DATA FOR PROCESSING START
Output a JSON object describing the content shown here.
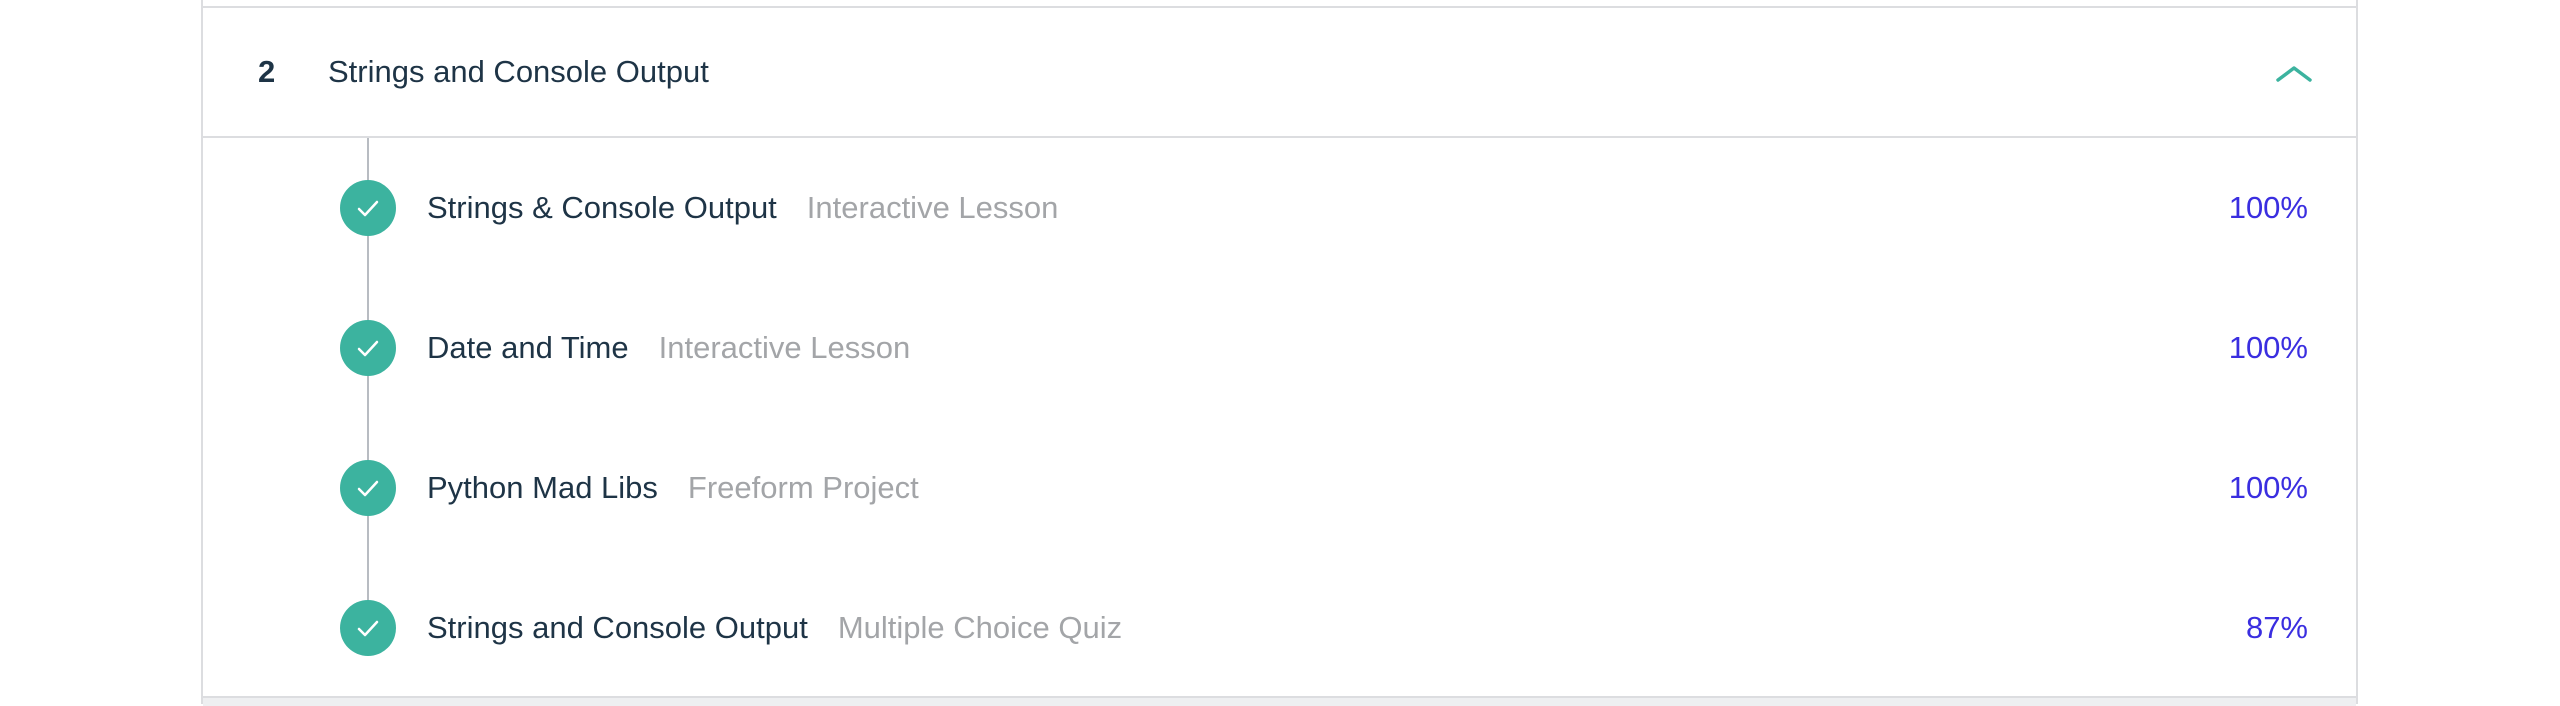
{
  "section": {
    "number": "2",
    "title": "Strings and Console Output",
    "expanded": true,
    "toggle_icon": "chevron-up-icon",
    "accent_color": "#3cb39f"
  },
  "lessons": [
    {
      "title": "Strings & Console Output",
      "type": "Interactive Lesson",
      "progress": "100%",
      "status_icon": "check-circle-icon"
    },
    {
      "title": "Date and Time",
      "type": "Interactive Lesson",
      "progress": "100%",
      "status_icon": "check-circle-icon"
    },
    {
      "title": "Python Mad Libs",
      "type": "Freeform Project",
      "progress": "100%",
      "status_icon": "check-circle-icon"
    },
    {
      "title": "Strings and Console Output",
      "type": "Multiple Choice Quiz",
      "progress": "87%",
      "status_icon": "check-circle-icon"
    }
  ],
  "colors": {
    "text_primary": "#1e3446",
    "text_secondary": "#a3a5a8",
    "progress": "#3a2ee0",
    "check": "#3cb39f",
    "border": "#dcdde0"
  }
}
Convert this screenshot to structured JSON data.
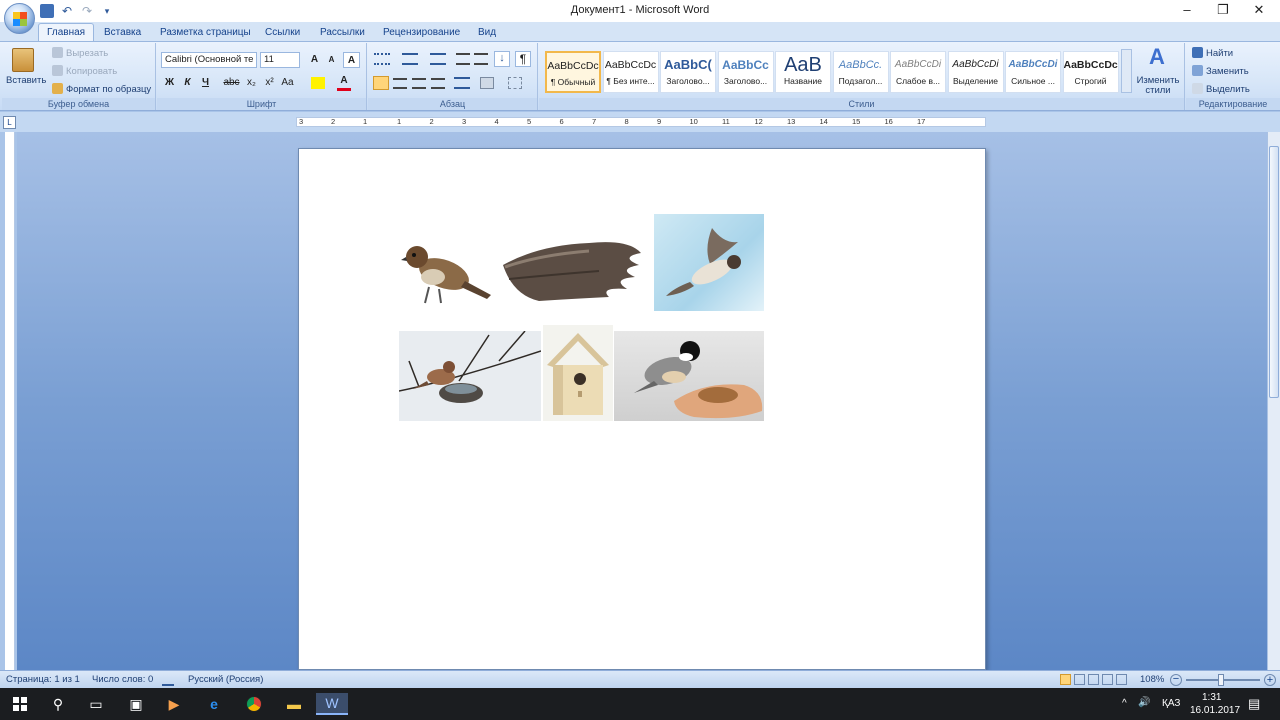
{
  "window": {
    "title": "Документ1 - Microsoft Word",
    "minimize": "–",
    "restore": "❐",
    "close": "✕"
  },
  "tabs": [
    "Главная",
    "Вставка",
    "Разметка страницы",
    "Ссылки",
    "Рассылки",
    "Рецензирование",
    "Вид"
  ],
  "clipboard": {
    "paste": "Вставить",
    "cut": "Вырезать",
    "copy": "Копировать",
    "format_painter": "Формат по образцу",
    "label": "Буфер обмена"
  },
  "font": {
    "name": "Calibri (Основной те",
    "size": "11",
    "label": "Шрифт",
    "bold": "Ж",
    "italic": "К",
    "underline": "Ч",
    "strike": "abc",
    "subscript": "x₂",
    "superscript": "x²",
    "change_case": "Aa",
    "grow": "A",
    "shrink": "A",
    "clear": "A"
  },
  "paragraph": {
    "label": "Абзац"
  },
  "styles": {
    "label": "Стили",
    "items": [
      {
        "sample": "AaBbCcDc",
        "name": "¶ Обычный"
      },
      {
        "sample": "AaBbCcDc",
        "name": "¶ Без инте..."
      },
      {
        "sample": "AaBbC(",
        "name": "Заголово..."
      },
      {
        "sample": "AaBbCc",
        "name": "Заголово..."
      },
      {
        "sample": "AaB",
        "name": "Название"
      },
      {
        "sample": "AaBbCc.",
        "name": "Подзагол..."
      },
      {
        "sample": "AaBbCcDi",
        "name": "Слабое в..."
      },
      {
        "sample": "AaBbCcDi",
        "name": "Выделение"
      },
      {
        "sample": "AaBbCcDi",
        "name": "Сильное ..."
      },
      {
        "sample": "AaBbCcDc",
        "name": "Строгий"
      }
    ],
    "change_styles": "Изменить стили"
  },
  "editing": {
    "label": "Редактирование",
    "find": "Найти",
    "replace": "Заменить",
    "select": "Выделить"
  },
  "ruler": {
    "marks": [
      "3",
      "2",
      "1",
      "1",
      "2",
      "3",
      "4",
      "5",
      "6",
      "7",
      "8",
      "9",
      "10",
      "11",
      "12",
      "13",
      "14",
      "15",
      "16",
      "17"
    ]
  },
  "document": {
    "images": [
      "sparrow-perched-icon",
      "bird-wing-icon",
      "flying-bird-photo-icon",
      "bird-on-nest-icon",
      "birdhouse-icon",
      "chickadee-on-hand-icon"
    ]
  },
  "status": {
    "page": "Страница: 1 из 1",
    "words": "Число слов: 0",
    "language": "Русский (Россия)",
    "zoom": "108%"
  },
  "taskbar": {
    "lang": "ҚАЗ",
    "time": "1:31",
    "date": "16.01.2017"
  }
}
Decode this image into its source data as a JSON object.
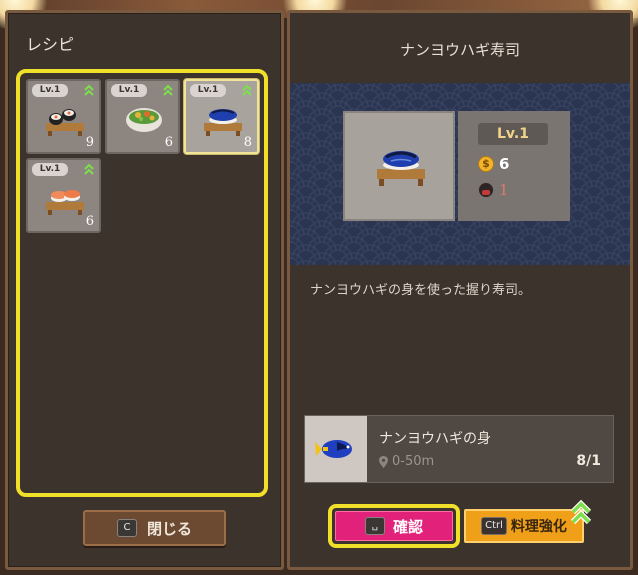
{
  "left_panel": {
    "title": "レシピ",
    "recipes": [
      {
        "level": "Lv.1",
        "count": "9",
        "upgradable": true,
        "selected": false,
        "art": "maki-sushi"
      },
      {
        "level": "Lv.1",
        "count": "6",
        "upgradable": true,
        "selected": false,
        "art": "salad-bowl"
      },
      {
        "level": "Lv.1",
        "count": "8",
        "upgradable": true,
        "selected": true,
        "art": "blue-tang-sushi"
      },
      {
        "level": "Lv.1",
        "count": "6",
        "upgradable": true,
        "selected": false,
        "art": "salmon-sushi"
      }
    ],
    "close_key": "C",
    "close_label": "閉じる"
  },
  "detail": {
    "title": "ナンヨウハギ寿司",
    "level": "Lv.1",
    "price": "6",
    "cook_count": "1",
    "description": "ナンヨウハギの身を使った握り寿司。",
    "ingredient": {
      "name": "ナンヨウハギの身",
      "location": "0-50m",
      "quantity": "8/1"
    }
  },
  "actions": {
    "confirm_key": "␣",
    "confirm_label": "確認",
    "enhance_key": "Ctrl",
    "enhance_label": "料理強化"
  },
  "colors": {
    "highlight": "#f0e02a",
    "confirm": "#e2227a",
    "enhance": "#f0a018",
    "upgrade_arrow": "#7be04a"
  }
}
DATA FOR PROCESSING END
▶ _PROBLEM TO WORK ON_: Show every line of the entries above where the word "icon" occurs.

▶ _EXERCISE ANSWER_:
    "toggle_icon": "chevron-up-icon",
      "status_icon": "check-circle-icon"
      "status_icon": "check-circle-icon"
      "status_icon": "check-circle-icon"
      "status_icon": "check-circle-icon"
      "sparrow-perched-icon",
      "bird-wing-icon",
      "flying-bird-photo-icon",
      "bird-on-nest-icon",
      "birdhouse-icon",
      "chickadee-on-hand-icon"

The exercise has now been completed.